For the copy, please give all of the data again exactly and leave the pictures out.

(Beginning of Entries shown)

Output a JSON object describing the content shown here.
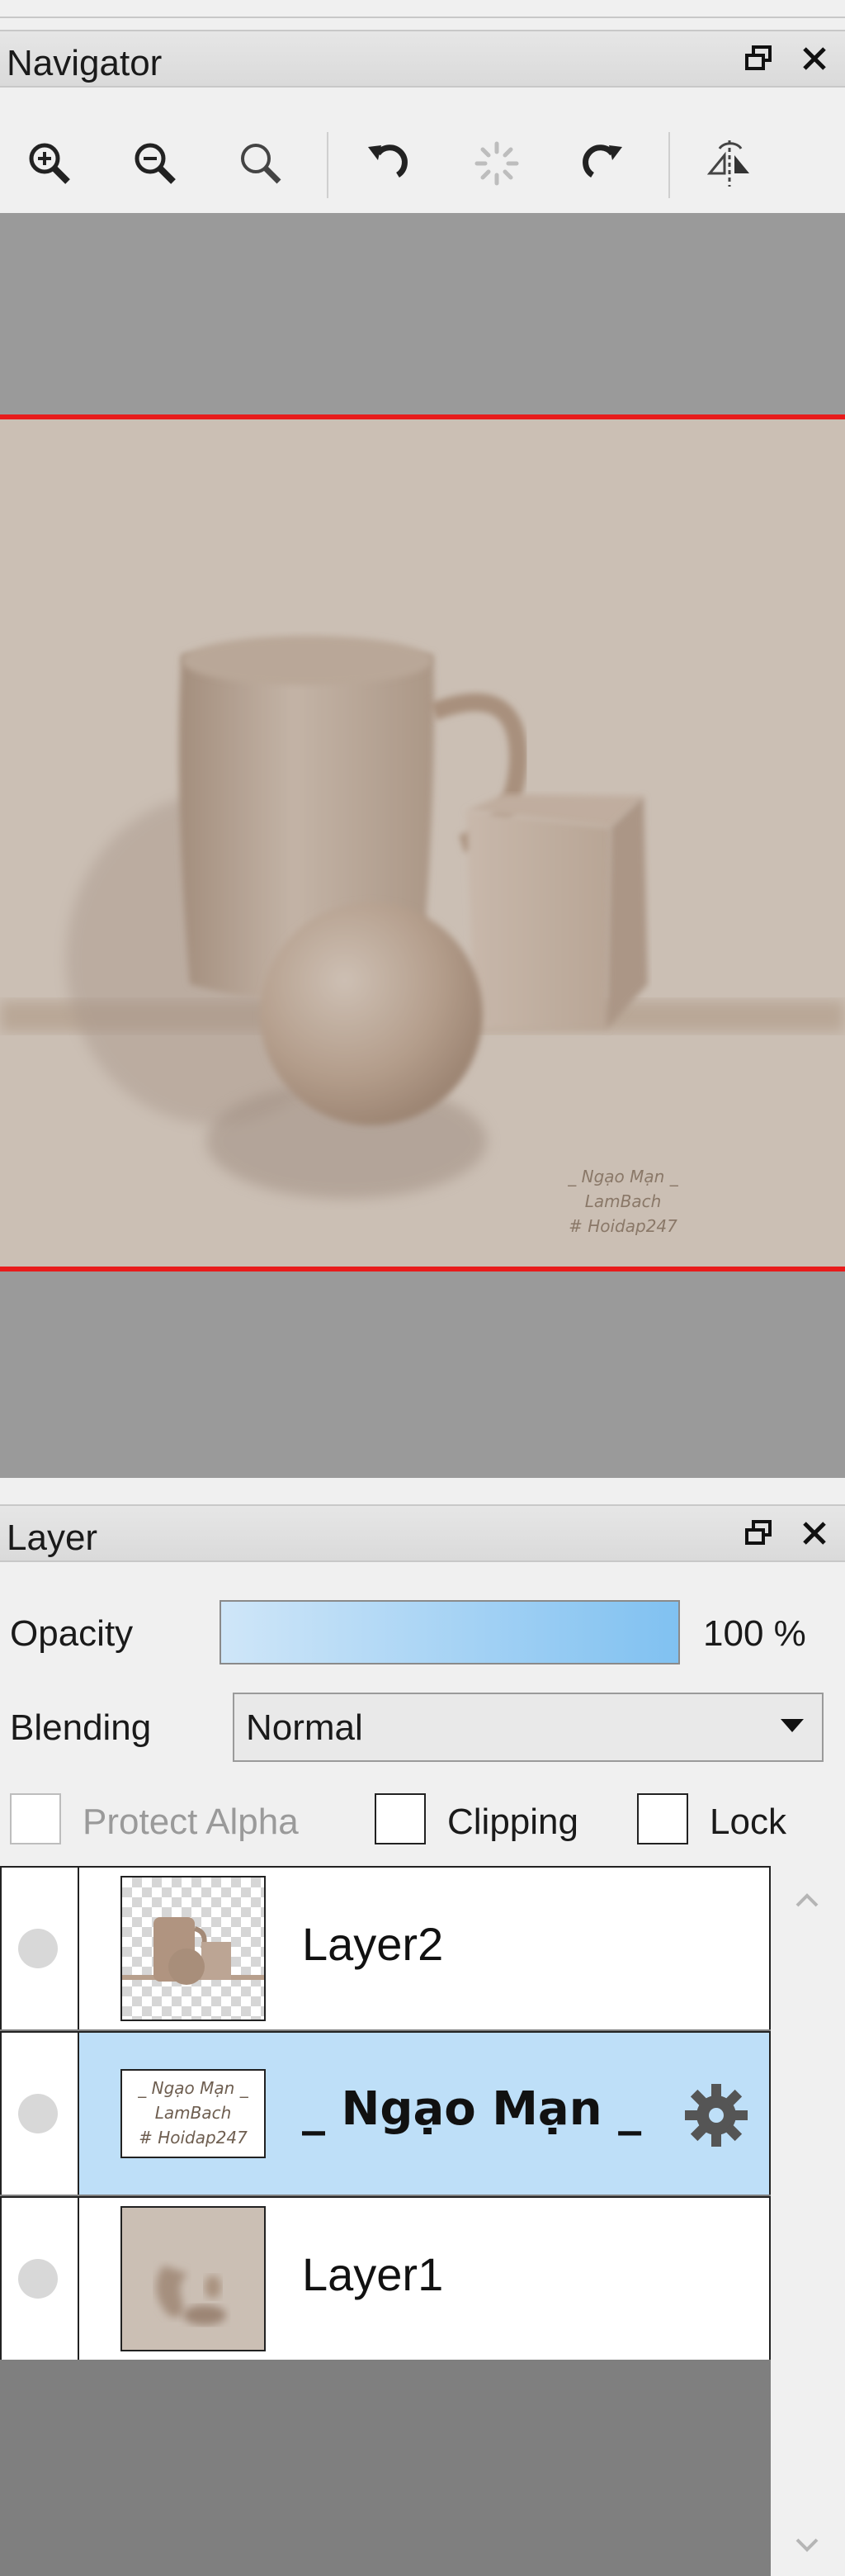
{
  "navigator": {
    "title": "Navigator",
    "tools": [
      "zoom-in-icon",
      "zoom-out-icon",
      "zoom-fit-icon",
      "rotate-left-icon",
      "reset-rotation-icon",
      "rotate-right-icon",
      "flip-horizontal-icon"
    ]
  },
  "canvas": {
    "signature": [
      "_ Ngạo Mạn _",
      "LamBach",
      "# Hoidap247"
    ]
  },
  "layer_panel": {
    "title": "Layer",
    "opacity_label": "Opacity",
    "opacity_value": "100 %",
    "opacity_fraction": 1.0,
    "blending_label": "Blending",
    "blending_value": "Normal",
    "protect_alpha_label": "Protect Alpha",
    "clipping_label": "Clipping",
    "lock_label": "Lock",
    "layers": [
      {
        "name": "Layer2",
        "selected": false
      },
      {
        "name": "_ Ngạo Mạn _",
        "selected": true
      },
      {
        "name": "Layer1",
        "selected": false
      }
    ]
  },
  "colors": {
    "accent": "#80c1f1",
    "selected_row": "#bedff8",
    "frame": "#e81b1b",
    "canvas": "#cbbfb4"
  }
}
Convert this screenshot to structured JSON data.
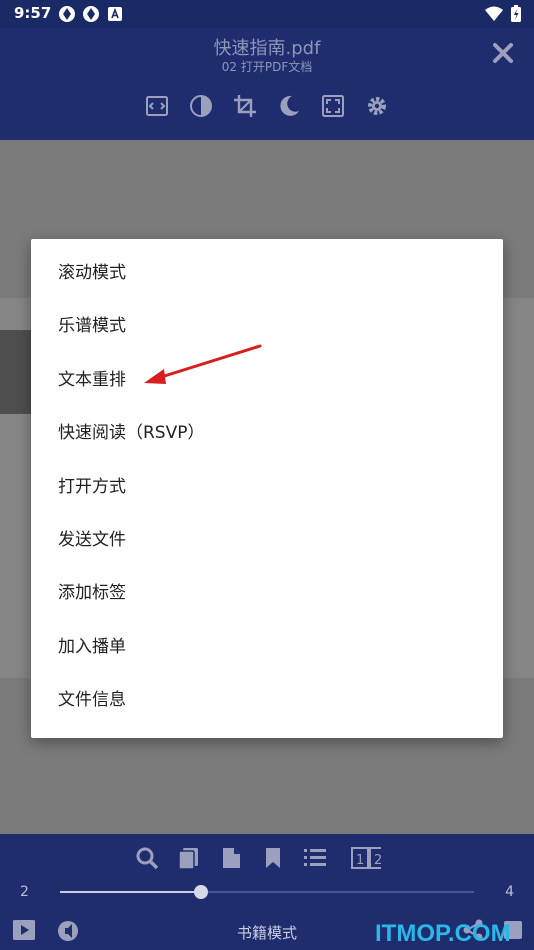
{
  "status_bar": {
    "time": "9:57"
  },
  "header": {
    "title": "快速指南.pdf",
    "subtitle": "02 打开PDF文档",
    "tools": [
      {
        "name": "fit-width-icon"
      },
      {
        "name": "contrast-icon",
        "active": true
      },
      {
        "name": "crop-icon"
      },
      {
        "name": "night-mode-icon"
      },
      {
        "name": "fullscreen-icon"
      },
      {
        "name": "settings-gear-icon"
      }
    ]
  },
  "menu": {
    "items": [
      "滚动模式",
      "乐谱模式",
      "文本重排",
      "快速阅读（RSVP）",
      "打开方式",
      "发送文件",
      "添加标签",
      "加入播单",
      "文件信息"
    ],
    "highlight_arrow_target": "文本重排"
  },
  "footer": {
    "page_min": "2",
    "page_max": "4",
    "progress": 0.34,
    "mode_label": "书籍模式",
    "watermark": "ITMOP.COM"
  },
  "colors": {
    "toolbar_bg": "#1f2d6e",
    "arrow": "#d81e1e",
    "watermark": "#29b8e8"
  }
}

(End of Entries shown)

(Response area)
Output a JSON object describing the content shown here.
{
  "navigator": {
    "title": "Navigator",
    "tools": [
      "zoom-in-icon",
      "zoom-out-icon",
      "zoom-fit-icon",
      "rotate-left-icon",
      "reset-rotation-icon",
      "rotate-right-icon",
      "flip-horizontal-icon"
    ]
  },
  "canvas": {
    "signature": [
      "_ Ngạo Mạn _",
      "LamBach",
      "# Hoidap247"
    ]
  },
  "layer_panel": {
    "title": "Layer",
    "opacity_label": "Opacity",
    "opacity_value": "100 %",
    "opacity_fraction": 1.0,
    "blending_label": "Blending",
    "blending_value": "Normal",
    "protect_alpha_label": "Protect Alpha",
    "clipping_label": "Clipping",
    "lock_label": "Lock",
    "layers": [
      {
        "name": "Layer2",
        "selected": false
      },
      {
        "name": "_ Ngạo Mạn _",
        "selected": true
      },
      {
        "name": "Layer1",
        "selected": false
      }
    ]
  },
  "colors": {
    "accent": "#80c1f1",
    "selected_row": "#bedff8",
    "frame": "#e81b1b",
    "canvas": "#cbbfb4"
  }
}
Convert this screenshot to structured JSON data.
{
  "status_bar": {
    "time": "9:57"
  },
  "header": {
    "title": "快速指南.pdf",
    "subtitle": "02 打开PDF文档",
    "tools": [
      {
        "name": "fit-width-icon"
      },
      {
        "name": "contrast-icon",
        "active": true
      },
      {
        "name": "crop-icon"
      },
      {
        "name": "night-mode-icon"
      },
      {
        "name": "fullscreen-icon"
      },
      {
        "name": "settings-gear-icon"
      }
    ]
  },
  "menu": {
    "items": [
      "滚动模式",
      "乐谱模式",
      "文本重排",
      "快速阅读（RSVP）",
      "打开方式",
      "发送文件",
      "添加标签",
      "加入播单",
      "文件信息"
    ],
    "highlight_arrow_target": "文本重排"
  },
  "footer": {
    "page_min": "2",
    "page_max": "4",
    "progress": 0.34,
    "mode_label": "书籍模式",
    "watermark": "ITMOP.COM"
  },
  "colors": {
    "toolbar_bg": "#1f2d6e",
    "arrow": "#d81e1e",
    "watermark": "#29b8e8"
  }
}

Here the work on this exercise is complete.